What is STEAM? Arts Integration Specialist Susan Riley describes STEAM as an educational approach to learning. It uses Science, Technology, Engineering, the Arts and Mathematics as access points for guiding student inquiry, dialogue, and critical thinking. It extends STEM, which previously did not include the arts.
A STEAM-based programme integrates learning and teaching. It requires an intentional connection between curriculum-learning objectives, standards, assessments, and lesson design and implementation. It applies math, science, and technology content to solve real-world problems through hands-on learning activities and creative design.
In this blog, we’ll talk about four major benefits of incorporating STEAM in education.
A major benefit of a STEAM education is students learn to think “outside of the box.” There are no wrong answers in art. So, STEAM programmes encourage students to release creativity and not inhibit application of their ideas. Failure is not negative, but framed as part of the learning process.
Open-mindedness and inquiry are two of the learner attributes of the International Baccalaureate (IB) programme SISD teaches. And a STEAM education fosters this. Depending on access to materials, tools, or curriculum standards, learners drive questions and generate goals, decisions, and solutions. When students use their creativity, they approach tasks differently. They learn to use a variety of thought processes and skills in the classroom. This, in turn, also benefit them in everyday life.
Learning approaches grounded in art, drama, and creative writing give students hands-on training in delivering a message with confidence. Allowing them to hone the communicator learner attribute of the IB programme.
With a STEAM education, students control their own investigations and learning is solution-based, focusing on the process, which drives innovation.
Besides understanding the ways science, math, the arts, and technology work together, STEAM classrooms are collaborative—and noisy! Curriculum is taught using multiple access points and students work together to learn new information. They also share responsibility, and compromise when working on group projects across various disciplines.
Artistic and design methods allow students to fulfill their creative potential through STEAM projects. While learning to tackle challenges, students create and build prototypes, tinker, test, and re-test their designs. This collaborative teaching approach gives students different learning styles and opportunities to take in knowledge the way they prefer.

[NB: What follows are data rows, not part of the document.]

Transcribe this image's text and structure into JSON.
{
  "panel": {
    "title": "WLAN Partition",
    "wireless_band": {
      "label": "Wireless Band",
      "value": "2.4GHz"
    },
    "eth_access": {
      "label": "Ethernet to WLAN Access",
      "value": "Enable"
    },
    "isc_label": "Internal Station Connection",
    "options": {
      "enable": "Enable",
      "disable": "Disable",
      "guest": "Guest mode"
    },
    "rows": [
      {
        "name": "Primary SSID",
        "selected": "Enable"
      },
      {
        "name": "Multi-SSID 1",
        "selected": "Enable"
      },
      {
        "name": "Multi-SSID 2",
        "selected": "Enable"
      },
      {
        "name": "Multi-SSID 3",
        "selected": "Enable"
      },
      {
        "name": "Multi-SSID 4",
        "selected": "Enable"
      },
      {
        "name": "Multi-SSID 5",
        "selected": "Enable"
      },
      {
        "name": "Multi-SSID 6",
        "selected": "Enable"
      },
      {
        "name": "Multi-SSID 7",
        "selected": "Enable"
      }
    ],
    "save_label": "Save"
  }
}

Some schools may offer unique collaborations with post-secondary institutions or clubs. They may include in-school challenges focusing on integrating STEAM disciplines, including bioengineering, computer coding, and robotics, additionally providing students with more opportunities to learn from researchers at some of the world’s leading STEAM institutions.
Additionally, students gain self-confidence. The creative expression provided by the arts in STEAM, combined with learning science, mathematics and technology, allows students to tackle tough subjects with self-assurance.
The results of a Confidence in Learning Poll in 2019 involving over 5000 students revealed more than half the students said hands-on learning made them more confident in STEAM. Almost 100 percent of over 1000 teachers surveyed stated they believe hands-on learning builds student confidence.
STEAM-based classrooms prepare students for careers in STEAM fields, and are all about solving real-world problems. STEAM teaches the power of observation, of both people and one’s surroundings.
Principle is another learner attribute of the IB programme SISD teaches, which encourages students to act with integrity, honesty, and a sense of fairness, justice and respect for individuals, groups and communities. Students take responsibility for their own actions and the consequences that accompany them.
By integrating multiple subjects, a STEAM approach allows students to see the intersections between current world issues and disciplines, and feel more equipped to tackle their solutions.
If students can address real problems in their social and environmental context, they can eventually make the connections between STEAM knowledge and their impacts on everyday life. In a world where misinformation runs rampant, learning both technical and artistic skills teaches students to approach new situations with a positive attitude and solve problems creatively using a variety of methods. This will benefit them greatly as they tackle challenges in the real world.
STEAM is especially beneficial in a child’s early educational years. All of SISD’s students in the non-bilingual stream follow an enhanced STEAM-based curriculum from KG1 to Grade 5. For more information about our STEAM programmes, contact our Admissions team at firstname.lastname@example.org.